Summertime on the Kootenai calls for a fast-action 5-weight to beat the wind.
photo by Tim Linehan
If you only want to bring one rod on your upcoming trip to the Rocky Mountains the first thing to consider is what time of year you’ll be traveling.
During the early season in the Rockies, water conditions and weather can vary greatly from day to day, so versatility is most important when you’re considering rod weight. For this reason alone, a relatively stiff 6-weight is your best bet and will cover all bases and handle most techniques from deep-water nymphing with weight and indicators to streamers or early season dry-fly fishing. And it’s not. . .

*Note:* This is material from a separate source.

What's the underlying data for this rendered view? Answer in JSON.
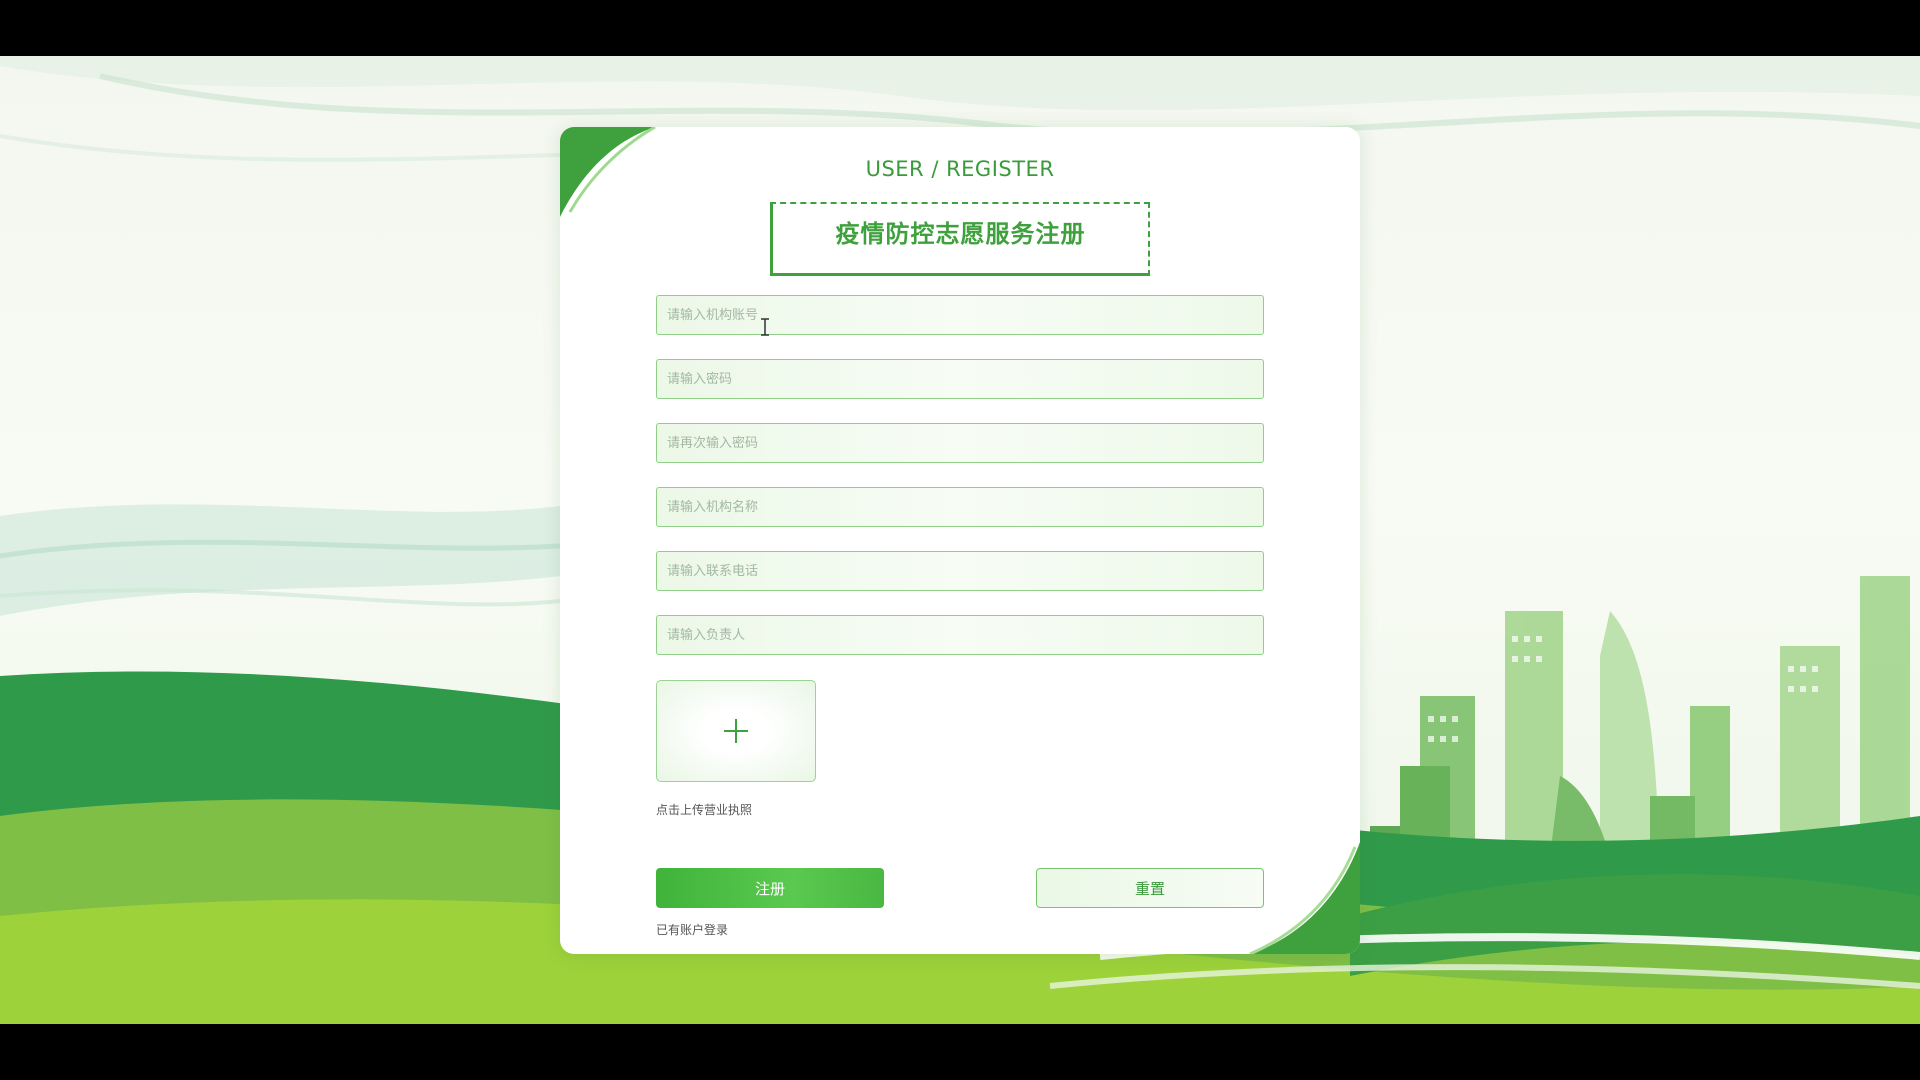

Welcome to another edition of the OrvisNews.com Friday Film Festival, in which we scour the Internets for the best fly-fishing footage available. This week is a bonanza of high-definition goodness, which means you should watch everything at full-screen, in full resolution, with the sound cranked. Co-workers be damned! There’s a little bit o’ steel, a tad of golden dorado, a smidgen of salmon, and even a bit of BWO. Enjoy!
Adam and John caught this 27″ brown trout on a hoppper in August
I spoke with Rebecca Shirley of Eagle Nest Lodge (2007 Orvis-Endorsed Fly Fishing Lodge of the Year) yesterday to see what was happening out there for them on the Bighorn River. Apparently, there is quite a bit of good fishing on the horizon. As Shirley put it…
The author fishes below a huge ice dam on Vermont’s Otter Creek.
photo by Drew Price
I haven’t caught a fish since early December, and my nerves are starting to show it. This winter in Vermont has been long, cold, and snow-filled—not the best weather for winter fishing. I have been working a lot, tying a lot of flies, and dreaming of tossing those flies at willing fish. I want…no…need to fish. Every time I have had a free day to head out with a couple of buddies, . . .
It’s now February. According to my calendar, next month will be March, which means that despite the snow and cold temperatures currently slamming most northern states, early-season fly fishing is right around the corner.
Early spring is a time when a lot of Montana guides hit the water hard. Our schedules are pretty wide open, and we’ve been cooped up all winter, so we are more than ready to get after it. So are the fish. Especially the BIG fish. For the most part, they’ve been relatively dormant since the fall, making them hungry and willing to be aggressive. This combination can produce some. . .
Dana Walker shows off a chunky brown from the Little Red River in Arkansas. photo by Toby Swank
I just wrapped up a whirlwind tour of the Little Red River in northern Arkansas. November and December is typically the time of year when the brown trout move into the shallow shoals to spawn. We planned this trip so that we could both sight fish and streamer fish to some trophy-classfish. Well, as with just about every fishing trip, Mother Nature and the Army Corps of Engineers. . .